Copy every line from the material below that holds "graph".

Data listing –
----
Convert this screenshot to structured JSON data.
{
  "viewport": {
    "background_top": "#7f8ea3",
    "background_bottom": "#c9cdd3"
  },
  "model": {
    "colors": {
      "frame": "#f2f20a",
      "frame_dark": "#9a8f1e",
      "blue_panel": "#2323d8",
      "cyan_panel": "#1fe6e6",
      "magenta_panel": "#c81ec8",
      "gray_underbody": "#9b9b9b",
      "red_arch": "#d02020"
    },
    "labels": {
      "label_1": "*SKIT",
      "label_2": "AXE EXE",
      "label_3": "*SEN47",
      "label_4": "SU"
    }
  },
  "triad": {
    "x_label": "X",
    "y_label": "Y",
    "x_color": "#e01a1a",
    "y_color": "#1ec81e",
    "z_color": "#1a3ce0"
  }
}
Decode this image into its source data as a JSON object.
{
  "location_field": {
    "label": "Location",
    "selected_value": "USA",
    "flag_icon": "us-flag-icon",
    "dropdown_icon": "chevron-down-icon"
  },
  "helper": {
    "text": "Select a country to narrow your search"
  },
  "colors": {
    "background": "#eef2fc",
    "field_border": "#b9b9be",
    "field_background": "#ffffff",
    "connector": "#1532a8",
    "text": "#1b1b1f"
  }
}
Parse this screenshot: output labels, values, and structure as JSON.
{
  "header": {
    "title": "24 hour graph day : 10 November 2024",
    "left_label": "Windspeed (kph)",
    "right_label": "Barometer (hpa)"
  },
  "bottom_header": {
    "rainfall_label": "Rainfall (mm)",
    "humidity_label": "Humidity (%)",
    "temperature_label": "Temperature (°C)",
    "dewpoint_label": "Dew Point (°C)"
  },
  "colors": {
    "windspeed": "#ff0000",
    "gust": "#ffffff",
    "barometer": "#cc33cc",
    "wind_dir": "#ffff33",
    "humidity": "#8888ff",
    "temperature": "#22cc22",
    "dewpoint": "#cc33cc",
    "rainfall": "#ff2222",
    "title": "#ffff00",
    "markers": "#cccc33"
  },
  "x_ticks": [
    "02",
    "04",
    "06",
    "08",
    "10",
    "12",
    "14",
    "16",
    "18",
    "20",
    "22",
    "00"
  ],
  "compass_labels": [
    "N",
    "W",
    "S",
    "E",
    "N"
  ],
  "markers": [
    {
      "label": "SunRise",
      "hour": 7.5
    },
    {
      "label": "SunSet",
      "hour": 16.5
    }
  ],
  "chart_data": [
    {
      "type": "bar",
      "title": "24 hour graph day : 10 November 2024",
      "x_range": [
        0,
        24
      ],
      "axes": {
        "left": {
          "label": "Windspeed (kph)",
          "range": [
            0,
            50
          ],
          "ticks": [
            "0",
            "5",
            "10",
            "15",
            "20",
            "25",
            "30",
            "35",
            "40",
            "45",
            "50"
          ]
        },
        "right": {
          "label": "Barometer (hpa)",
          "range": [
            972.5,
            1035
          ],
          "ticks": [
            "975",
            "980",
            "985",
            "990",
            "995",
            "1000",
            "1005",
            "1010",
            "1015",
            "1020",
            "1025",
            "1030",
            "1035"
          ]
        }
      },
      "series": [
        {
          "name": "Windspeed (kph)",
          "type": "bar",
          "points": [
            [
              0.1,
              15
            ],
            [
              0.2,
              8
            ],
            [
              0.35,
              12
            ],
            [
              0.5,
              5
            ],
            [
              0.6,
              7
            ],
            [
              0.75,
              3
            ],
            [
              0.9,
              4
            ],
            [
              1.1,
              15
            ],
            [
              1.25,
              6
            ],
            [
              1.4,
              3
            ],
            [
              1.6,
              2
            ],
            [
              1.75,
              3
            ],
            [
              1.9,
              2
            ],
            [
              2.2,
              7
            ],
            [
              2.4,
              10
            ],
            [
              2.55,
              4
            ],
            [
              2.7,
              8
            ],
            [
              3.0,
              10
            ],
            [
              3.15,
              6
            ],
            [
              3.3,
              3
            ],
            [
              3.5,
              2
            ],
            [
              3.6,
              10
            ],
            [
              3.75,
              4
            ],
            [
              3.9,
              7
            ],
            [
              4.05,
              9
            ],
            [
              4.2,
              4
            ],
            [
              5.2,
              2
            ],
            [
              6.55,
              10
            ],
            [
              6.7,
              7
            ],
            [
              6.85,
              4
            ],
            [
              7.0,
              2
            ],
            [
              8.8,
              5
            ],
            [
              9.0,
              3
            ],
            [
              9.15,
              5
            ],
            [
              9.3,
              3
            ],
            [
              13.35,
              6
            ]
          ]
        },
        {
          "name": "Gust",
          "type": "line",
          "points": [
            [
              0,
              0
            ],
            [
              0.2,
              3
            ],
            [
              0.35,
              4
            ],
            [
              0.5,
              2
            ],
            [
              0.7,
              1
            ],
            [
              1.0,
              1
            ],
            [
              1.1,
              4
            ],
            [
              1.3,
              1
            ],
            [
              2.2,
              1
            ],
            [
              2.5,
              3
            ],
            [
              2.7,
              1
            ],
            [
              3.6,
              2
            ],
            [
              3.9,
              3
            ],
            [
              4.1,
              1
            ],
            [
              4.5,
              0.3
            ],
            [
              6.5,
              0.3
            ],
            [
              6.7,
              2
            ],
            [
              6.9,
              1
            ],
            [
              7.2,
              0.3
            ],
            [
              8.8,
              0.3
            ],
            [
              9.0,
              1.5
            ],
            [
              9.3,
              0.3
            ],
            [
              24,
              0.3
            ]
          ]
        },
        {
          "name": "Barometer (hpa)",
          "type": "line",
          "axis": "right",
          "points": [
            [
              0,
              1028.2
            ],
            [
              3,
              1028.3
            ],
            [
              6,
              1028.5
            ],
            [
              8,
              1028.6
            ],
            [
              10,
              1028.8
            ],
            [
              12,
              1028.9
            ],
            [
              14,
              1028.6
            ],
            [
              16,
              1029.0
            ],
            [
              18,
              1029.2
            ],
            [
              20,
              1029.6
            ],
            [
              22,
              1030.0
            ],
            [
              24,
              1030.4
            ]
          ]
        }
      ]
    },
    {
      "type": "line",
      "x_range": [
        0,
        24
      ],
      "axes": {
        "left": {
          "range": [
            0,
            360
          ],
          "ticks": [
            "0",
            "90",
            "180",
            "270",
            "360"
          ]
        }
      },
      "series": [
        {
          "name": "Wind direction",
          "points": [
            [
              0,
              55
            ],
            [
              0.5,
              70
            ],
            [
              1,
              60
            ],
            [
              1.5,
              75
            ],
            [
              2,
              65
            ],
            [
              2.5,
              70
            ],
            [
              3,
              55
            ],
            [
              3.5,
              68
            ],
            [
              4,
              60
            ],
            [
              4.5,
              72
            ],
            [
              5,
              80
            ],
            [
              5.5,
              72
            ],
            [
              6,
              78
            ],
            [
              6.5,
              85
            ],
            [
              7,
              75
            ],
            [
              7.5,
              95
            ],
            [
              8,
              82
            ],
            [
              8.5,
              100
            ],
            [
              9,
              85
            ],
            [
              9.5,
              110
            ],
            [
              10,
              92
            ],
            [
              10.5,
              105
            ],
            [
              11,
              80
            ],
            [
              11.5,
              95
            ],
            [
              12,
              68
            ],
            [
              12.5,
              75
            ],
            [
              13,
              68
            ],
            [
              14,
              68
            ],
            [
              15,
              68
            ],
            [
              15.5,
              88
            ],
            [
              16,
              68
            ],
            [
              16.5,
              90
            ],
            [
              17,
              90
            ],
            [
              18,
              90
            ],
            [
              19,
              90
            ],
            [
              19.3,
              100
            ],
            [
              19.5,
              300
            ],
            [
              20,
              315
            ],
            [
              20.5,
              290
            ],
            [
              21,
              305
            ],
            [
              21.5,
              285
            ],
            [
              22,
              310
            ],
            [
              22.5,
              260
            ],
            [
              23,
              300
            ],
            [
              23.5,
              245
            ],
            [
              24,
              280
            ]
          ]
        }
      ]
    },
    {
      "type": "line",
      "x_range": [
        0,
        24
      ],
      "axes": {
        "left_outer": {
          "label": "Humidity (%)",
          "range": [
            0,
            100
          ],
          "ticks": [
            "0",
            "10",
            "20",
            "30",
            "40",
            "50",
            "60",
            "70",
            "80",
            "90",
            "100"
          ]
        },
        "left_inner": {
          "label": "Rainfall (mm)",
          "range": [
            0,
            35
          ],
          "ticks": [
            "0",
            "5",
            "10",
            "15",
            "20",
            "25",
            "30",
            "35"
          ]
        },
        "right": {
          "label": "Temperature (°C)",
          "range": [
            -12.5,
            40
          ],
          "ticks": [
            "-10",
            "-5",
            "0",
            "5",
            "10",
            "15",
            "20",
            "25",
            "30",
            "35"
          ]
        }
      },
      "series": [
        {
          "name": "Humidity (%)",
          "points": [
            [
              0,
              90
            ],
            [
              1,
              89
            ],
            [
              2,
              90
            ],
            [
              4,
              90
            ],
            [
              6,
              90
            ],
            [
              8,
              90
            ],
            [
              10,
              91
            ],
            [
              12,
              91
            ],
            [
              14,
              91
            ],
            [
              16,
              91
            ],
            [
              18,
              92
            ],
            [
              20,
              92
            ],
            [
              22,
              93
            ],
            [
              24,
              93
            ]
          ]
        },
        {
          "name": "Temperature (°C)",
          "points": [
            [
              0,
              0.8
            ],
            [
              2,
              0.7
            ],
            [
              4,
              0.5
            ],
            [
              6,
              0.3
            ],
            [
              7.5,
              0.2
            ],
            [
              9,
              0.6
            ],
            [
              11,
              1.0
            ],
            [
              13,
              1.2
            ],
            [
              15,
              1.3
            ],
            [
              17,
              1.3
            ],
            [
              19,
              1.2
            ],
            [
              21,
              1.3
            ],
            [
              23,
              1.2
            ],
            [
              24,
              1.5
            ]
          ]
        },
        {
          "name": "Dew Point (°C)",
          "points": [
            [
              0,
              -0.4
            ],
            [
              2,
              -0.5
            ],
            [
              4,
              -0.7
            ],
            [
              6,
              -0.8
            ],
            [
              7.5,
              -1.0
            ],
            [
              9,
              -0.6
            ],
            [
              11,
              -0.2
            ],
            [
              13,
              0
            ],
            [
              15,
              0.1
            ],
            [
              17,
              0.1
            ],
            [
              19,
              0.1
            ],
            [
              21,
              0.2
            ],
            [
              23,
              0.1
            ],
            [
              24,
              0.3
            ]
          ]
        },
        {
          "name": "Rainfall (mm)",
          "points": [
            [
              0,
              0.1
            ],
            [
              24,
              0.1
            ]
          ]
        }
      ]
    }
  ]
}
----
Exercise solution –
    "title": "24 hour graph day : 10 November 2024",
      "title": "24 hour graph day : 10 November 2024",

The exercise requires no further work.